→ **WHAT THE TASK REQUIRES**: An identical copy of the listing below is all the answer should contain.

→ **WORKING DATA**:
━━━━━━━━━━━━━━━━━━━━
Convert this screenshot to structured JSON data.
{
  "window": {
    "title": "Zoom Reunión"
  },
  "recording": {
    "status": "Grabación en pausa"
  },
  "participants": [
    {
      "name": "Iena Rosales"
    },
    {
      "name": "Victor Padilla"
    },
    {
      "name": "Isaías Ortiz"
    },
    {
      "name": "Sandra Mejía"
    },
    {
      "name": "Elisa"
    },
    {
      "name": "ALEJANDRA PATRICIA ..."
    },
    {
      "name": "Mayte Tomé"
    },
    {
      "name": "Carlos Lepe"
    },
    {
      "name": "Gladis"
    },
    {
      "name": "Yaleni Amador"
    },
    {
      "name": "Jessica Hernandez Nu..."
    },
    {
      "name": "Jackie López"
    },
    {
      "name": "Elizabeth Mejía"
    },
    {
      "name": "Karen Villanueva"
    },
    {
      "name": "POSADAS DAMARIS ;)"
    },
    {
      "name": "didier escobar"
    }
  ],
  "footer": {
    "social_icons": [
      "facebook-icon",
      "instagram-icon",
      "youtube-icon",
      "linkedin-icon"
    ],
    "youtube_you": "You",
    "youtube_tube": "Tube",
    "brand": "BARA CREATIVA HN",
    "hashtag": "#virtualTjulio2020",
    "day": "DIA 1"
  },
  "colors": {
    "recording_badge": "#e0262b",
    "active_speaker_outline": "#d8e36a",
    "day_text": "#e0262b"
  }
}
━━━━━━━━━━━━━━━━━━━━
→ **PROBLEM SOLUTION**:
Convert this screenshot to structured JSON data.
{
  "window": {
    "title": "Zoom Reunión"
  },
  "recording": {
    "status": "Grabación en pausa"
  },
  "participants": [
    {
      "name": "Iena Rosales"
    },
    {
      "name": "Victor Padilla"
    },
    {
      "name": "Isaías Ortiz"
    },
    {
      "name": "Sandra Mejía"
    },
    {
      "name": "Elisa"
    },
    {
      "name": "ALEJANDRA PATRICIA ..."
    },
    {
      "name": "Mayte Tomé"
    },
    {
      "name": "Carlos Lepe"
    },
    {
      "name": "Gladis"
    },
    {
      "name": "Yaleni Amador"
    },
    {
      "name": "Jessica Hernandez Nu..."
    },
    {
      "name": "Jackie López"
    },
    {
      "name": "Elizabeth Mejía"
    },
    {
      "name": "Karen Villanueva"
    },
    {
      "name": "POSADAS DAMARIS ;)"
    },
    {
      "name": "didier escobar"
    }
  ],
  "footer": {
    "social_icons": [
      "facebook-icon",
      "instagram-icon",
      "youtube-icon",
      "linkedin-icon"
    ],
    "youtube_you": "You",
    "youtube_tube": "Tube",
    "brand": "BARA CREATIVA HN",
    "hashtag": "#virtualTjulio2020",
    "day": "DIA 1"
  },
  "colors": {
    "recording_badge": "#e0262b",
    "active_speaker_outline": "#d8e36a",
    "day_text": "#e0262b"
  }
}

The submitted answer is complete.